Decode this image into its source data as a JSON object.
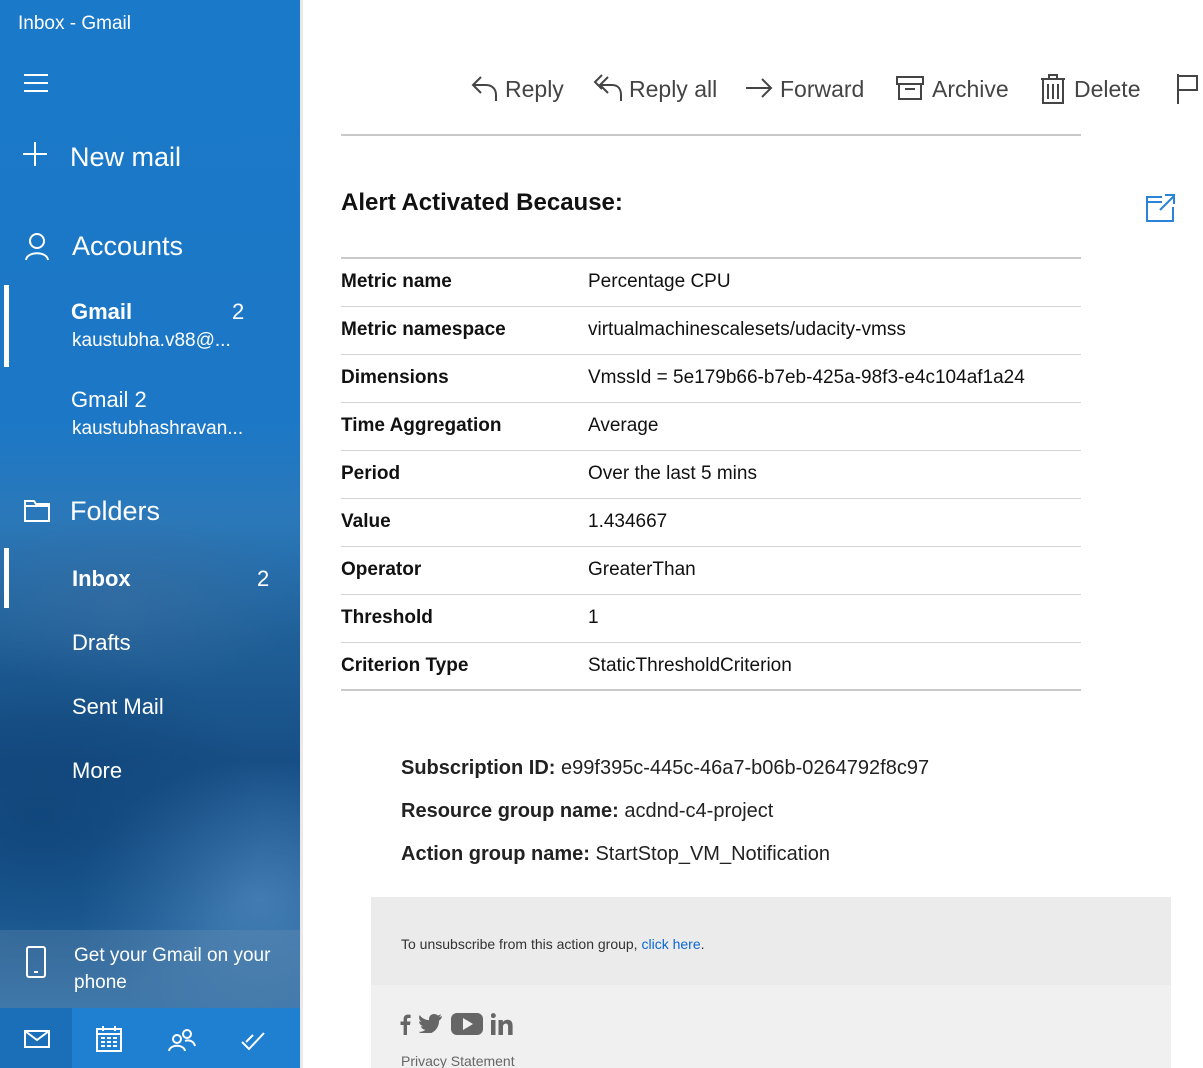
{
  "window": {
    "title": "Inbox - Gmail"
  },
  "sidebar": {
    "new_mail_label": "New mail",
    "accounts_label": "Accounts",
    "accounts": [
      {
        "name": "Gmail",
        "email": "kaustubha.v88@...",
        "unread": "2"
      },
      {
        "name": "Gmail 2",
        "email": "kaustubhashravan..."
      }
    ],
    "folders_label": "Folders",
    "folders": [
      {
        "label": "Inbox",
        "unread": "2"
      },
      {
        "label": "Drafts"
      },
      {
        "label": "Sent Mail"
      },
      {
        "label": "More"
      }
    ],
    "phone_promo": "Get your Gmail on your phone",
    "bottom_nav": [
      "mail-icon",
      "calendar-icon",
      "people-icon",
      "todo-icon"
    ]
  },
  "toolbar": {
    "reply": "Reply",
    "reply_all": "Reply all",
    "forward": "Forward",
    "archive": "Archive",
    "delete": "Delete"
  },
  "email": {
    "heading": "Alert Activated Because:",
    "metrics": [
      {
        "key": "Metric name",
        "value": "Percentage CPU"
      },
      {
        "key": "Metric namespace",
        "value": "virtualmachinescalesets/udacity-vmss"
      },
      {
        "key": "Dimensions",
        "value": "VmssId = 5e179b66-b7eb-425a-98f3-e4c104af1a24"
      },
      {
        "key": "Time Aggregation",
        "value": "Average"
      },
      {
        "key": "Period",
        "value": "Over the last 5 mins"
      },
      {
        "key": "Value",
        "value": "1.434667"
      },
      {
        "key": "Operator",
        "value": "GreaterThan"
      },
      {
        "key": "Threshold",
        "value": "1"
      },
      {
        "key": "Criterion Type",
        "value": "StaticThresholdCriterion"
      }
    ],
    "subscription_label": "Subscription ID:",
    "subscription_value": "e99f395c-445c-46a7-b06b-0264792f8c97",
    "resource_group_label": "Resource group name:",
    "resource_group_value": "acdnd-c4-project",
    "action_group_label": "Action group name:",
    "action_group_value": "StartStop_VM_Notification",
    "unsubscribe_text": "To unsubscribe from this action group, ",
    "unsubscribe_link": "click here",
    "unsubscribe_end": ".",
    "privacy": "Privacy Statement"
  },
  "colors": {
    "sidebar_accent": "#1a79c9",
    "link": "#0b66d6"
  }
}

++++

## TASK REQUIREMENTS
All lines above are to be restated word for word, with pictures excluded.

## REPLY
Decode this image into its source data as a JSON object.
{
  "window": {
    "title": "Inbox - Gmail"
  },
  "sidebar": {
    "new_mail_label": "New mail",
    "accounts_label": "Accounts",
    "accounts": [
      {
        "name": "Gmail",
        "email": "kaustubha.v88@...",
        "unread": "2"
      },
      {
        "name": "Gmail 2",
        "email": "kaustubhashravan..."
      }
    ],
    "folders_label": "Folders",
    "folders": [
      {
        "label": "Inbox",
        "unread": "2"
      },
      {
        "label": "Drafts"
      },
      {
        "label": "Sent Mail"
      },
      {
        "label": "More"
      }
    ],
    "phone_promo": "Get your Gmail on your phone",
    "bottom_nav": [
      "mail-icon",
      "calendar-icon",
      "people-icon",
      "todo-icon"
    ]
  },
  "toolbar": {
    "reply": "Reply",
    "reply_all": "Reply all",
    "forward": "Forward",
    "archive": "Archive",
    "delete": "Delete"
  },
  "email": {
    "heading": "Alert Activated Because:",
    "metrics": [
      {
        "key": "Metric name",
        "value": "Percentage CPU"
      },
      {
        "key": "Metric namespace",
        "value": "virtualmachinescalesets/udacity-vmss"
      },
      {
        "key": "Dimensions",
        "value": "VmssId = 5e179b66-b7eb-425a-98f3-e4c104af1a24"
      },
      {
        "key": "Time Aggregation",
        "value": "Average"
      },
      {
        "key": "Period",
        "value": "Over the last 5 mins"
      },
      {
        "key": "Value",
        "value": "1.434667"
      },
      {
        "key": "Operator",
        "value": "GreaterThan"
      },
      {
        "key": "Threshold",
        "value": "1"
      },
      {
        "key": "Criterion Type",
        "value": "StaticThresholdCriterion"
      }
    ],
    "subscription_label": "Subscription ID:",
    "subscription_value": "e99f395c-445c-46a7-b06b-0264792f8c97",
    "resource_group_label": "Resource group name:",
    "resource_group_value": "acdnd-c4-project",
    "action_group_label": "Action group name:",
    "action_group_value": "StartStop_VM_Notification",
    "unsubscribe_text": "To unsubscribe from this action group, ",
    "unsubscribe_link": "click here",
    "unsubscribe_end": ".",
    "privacy": "Privacy Statement"
  },
  "colors": {
    "sidebar_accent": "#1a79c9",
    "link": "#0b66d6"
  }
}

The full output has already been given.